Tattoos are pure speech, Ariz. appeals court rules
Tattooing businesses are engaged in forms of free expression, an Arizona appeals court has ruled in reinstating the civil rights claim of a couple that was denied a permit to open such a business in the city of Mesa.
Ryan and Teresa Coleman applied for a permit to operate a tattoo parlor at a strip shopping center in July 2008. In February 2009, the Mesa City Council voted 3-2 to deny the license, finding that a tattoo parlor was not “appropriate” for the neighborhood. Several council members said such a business might lower property values and increase crime.
In March 2010, the Colemans sued in state court, raising a variety of constitutional claims. One was that the permit denial violated their free-expression rights under the First Amendment of the U.S. Constitution and a free-speech provision of the Arizona Constitution.

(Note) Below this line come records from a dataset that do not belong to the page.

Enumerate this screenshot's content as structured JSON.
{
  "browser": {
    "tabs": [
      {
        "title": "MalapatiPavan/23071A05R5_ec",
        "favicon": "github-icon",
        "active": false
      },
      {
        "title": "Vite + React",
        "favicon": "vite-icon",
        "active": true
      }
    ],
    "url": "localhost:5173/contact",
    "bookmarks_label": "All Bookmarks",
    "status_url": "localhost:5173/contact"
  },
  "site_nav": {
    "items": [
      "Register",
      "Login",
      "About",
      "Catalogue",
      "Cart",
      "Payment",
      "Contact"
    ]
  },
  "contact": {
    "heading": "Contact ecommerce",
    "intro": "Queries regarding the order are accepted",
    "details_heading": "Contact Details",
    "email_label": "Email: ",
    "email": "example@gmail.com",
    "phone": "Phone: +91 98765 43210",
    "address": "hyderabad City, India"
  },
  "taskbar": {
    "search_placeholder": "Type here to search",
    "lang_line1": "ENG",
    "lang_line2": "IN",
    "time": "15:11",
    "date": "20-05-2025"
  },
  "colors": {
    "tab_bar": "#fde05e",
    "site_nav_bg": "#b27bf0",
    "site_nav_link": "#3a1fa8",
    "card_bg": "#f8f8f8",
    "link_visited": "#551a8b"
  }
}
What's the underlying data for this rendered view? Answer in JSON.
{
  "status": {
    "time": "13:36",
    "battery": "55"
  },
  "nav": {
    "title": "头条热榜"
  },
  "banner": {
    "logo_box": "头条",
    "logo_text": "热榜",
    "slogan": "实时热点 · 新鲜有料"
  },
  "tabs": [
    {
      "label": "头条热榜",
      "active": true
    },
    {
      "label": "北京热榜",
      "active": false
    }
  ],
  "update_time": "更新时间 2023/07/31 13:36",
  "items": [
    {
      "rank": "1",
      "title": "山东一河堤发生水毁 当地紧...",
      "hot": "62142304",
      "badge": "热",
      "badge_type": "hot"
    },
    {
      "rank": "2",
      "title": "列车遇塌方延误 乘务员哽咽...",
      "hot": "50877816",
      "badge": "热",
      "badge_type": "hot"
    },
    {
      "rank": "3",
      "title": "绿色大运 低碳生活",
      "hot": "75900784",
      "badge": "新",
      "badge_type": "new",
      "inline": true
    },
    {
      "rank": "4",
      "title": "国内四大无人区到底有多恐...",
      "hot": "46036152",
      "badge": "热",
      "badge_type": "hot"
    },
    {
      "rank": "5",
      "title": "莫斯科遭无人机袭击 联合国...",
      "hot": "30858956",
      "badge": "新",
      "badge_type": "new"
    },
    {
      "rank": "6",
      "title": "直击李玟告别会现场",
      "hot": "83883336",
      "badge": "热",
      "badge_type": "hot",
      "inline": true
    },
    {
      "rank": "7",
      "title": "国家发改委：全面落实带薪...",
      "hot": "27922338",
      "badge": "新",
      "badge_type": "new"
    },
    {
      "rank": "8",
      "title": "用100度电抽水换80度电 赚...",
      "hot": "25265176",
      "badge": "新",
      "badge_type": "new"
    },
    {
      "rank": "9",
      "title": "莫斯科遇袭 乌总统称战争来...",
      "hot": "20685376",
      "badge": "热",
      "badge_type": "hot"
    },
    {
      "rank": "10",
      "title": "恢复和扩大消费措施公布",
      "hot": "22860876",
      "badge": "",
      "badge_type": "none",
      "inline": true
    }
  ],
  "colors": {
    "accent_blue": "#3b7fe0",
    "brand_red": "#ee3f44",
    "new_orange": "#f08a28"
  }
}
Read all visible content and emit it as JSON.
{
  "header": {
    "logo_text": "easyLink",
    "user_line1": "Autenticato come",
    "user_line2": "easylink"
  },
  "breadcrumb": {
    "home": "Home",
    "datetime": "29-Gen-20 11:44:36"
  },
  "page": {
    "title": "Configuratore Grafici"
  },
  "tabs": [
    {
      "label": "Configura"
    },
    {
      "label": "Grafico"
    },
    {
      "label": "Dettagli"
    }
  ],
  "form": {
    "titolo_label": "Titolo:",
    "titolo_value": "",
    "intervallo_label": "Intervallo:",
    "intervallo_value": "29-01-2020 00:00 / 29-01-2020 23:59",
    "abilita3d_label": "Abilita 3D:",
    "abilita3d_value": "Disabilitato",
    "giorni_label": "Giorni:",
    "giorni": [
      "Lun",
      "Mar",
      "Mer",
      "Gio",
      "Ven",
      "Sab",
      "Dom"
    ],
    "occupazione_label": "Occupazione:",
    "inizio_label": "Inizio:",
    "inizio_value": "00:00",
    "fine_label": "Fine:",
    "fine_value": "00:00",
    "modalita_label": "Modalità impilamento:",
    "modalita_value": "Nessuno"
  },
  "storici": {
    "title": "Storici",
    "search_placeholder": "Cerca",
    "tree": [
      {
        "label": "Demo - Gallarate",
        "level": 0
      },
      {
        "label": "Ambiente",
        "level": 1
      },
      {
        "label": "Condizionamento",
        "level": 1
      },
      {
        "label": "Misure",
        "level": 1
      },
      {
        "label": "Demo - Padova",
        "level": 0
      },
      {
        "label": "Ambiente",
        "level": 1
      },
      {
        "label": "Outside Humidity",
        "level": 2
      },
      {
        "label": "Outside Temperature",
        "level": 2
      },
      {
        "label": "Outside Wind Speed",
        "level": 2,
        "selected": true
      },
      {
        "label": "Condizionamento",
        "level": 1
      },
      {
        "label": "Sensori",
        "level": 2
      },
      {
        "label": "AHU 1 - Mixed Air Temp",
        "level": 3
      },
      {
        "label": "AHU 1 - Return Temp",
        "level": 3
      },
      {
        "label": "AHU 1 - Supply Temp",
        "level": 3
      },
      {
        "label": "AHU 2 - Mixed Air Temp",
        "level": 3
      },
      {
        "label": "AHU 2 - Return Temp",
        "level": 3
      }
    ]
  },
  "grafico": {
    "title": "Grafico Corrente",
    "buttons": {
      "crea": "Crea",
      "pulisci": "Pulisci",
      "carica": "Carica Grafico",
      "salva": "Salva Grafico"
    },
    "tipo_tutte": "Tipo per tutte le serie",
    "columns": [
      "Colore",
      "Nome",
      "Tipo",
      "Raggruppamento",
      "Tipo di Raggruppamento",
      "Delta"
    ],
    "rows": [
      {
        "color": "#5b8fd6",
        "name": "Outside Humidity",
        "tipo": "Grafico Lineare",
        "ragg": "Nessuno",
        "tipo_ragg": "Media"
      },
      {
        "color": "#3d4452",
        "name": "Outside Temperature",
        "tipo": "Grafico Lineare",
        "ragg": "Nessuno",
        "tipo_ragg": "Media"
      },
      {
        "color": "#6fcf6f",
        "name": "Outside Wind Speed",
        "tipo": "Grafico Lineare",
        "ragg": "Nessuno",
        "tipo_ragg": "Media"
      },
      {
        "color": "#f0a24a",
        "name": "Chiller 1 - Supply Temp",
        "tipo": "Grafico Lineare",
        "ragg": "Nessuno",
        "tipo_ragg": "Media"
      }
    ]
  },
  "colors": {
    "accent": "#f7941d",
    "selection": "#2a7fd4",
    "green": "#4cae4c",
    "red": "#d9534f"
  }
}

The city filed a motion to dismiss, arguing that the denial was simply a rational exercise of its zoning powers.
An Arizona trial court granted the city’s motion, finding that the council’s decision “was a reasonable and rational decision based upon community concerns.” The lower court assumed that tattooing was a form of free expression but applied a very low standard for the city to meet in restricting parlors.
On appeal, the Arizona Court of Appeals reversed the lower court, reinstating the free-speech claims in its Nov. 3 decision in Coleman v. City of Mesa.
The appeals court acknowledged that some courts had found that “the process of tattooing is conduct without an expressive component and therefore is not entitled to protection under the First Amendment.” But the court ruled that tattoos constituted “pure speech” and were “entitled to full protection under the First Amendment.”
“The sole purpose of a tattoo is to communicate thoughts, emotions, or ideas as rendered by the tattoo artist,” the opinion said.
Because tattoos are pure speech, the court said, the business tattooing “also constitutes pure speech.” It sent the case back to the trial court to evaluate the Colemans’ free-speech claims.
The lower court now will have to determine whether Mesa imposed a reasonable time, place and manner restriction in denying the permit, or whether it infringed upon First Amendment freedoms and did not act in a narrowly tailored way.
Whatever the ultimate outcome of the lawsuit, the Arizona appeals court’s decision is significant in establishing that tattooing is a form of expression that deserves First Amendment protection.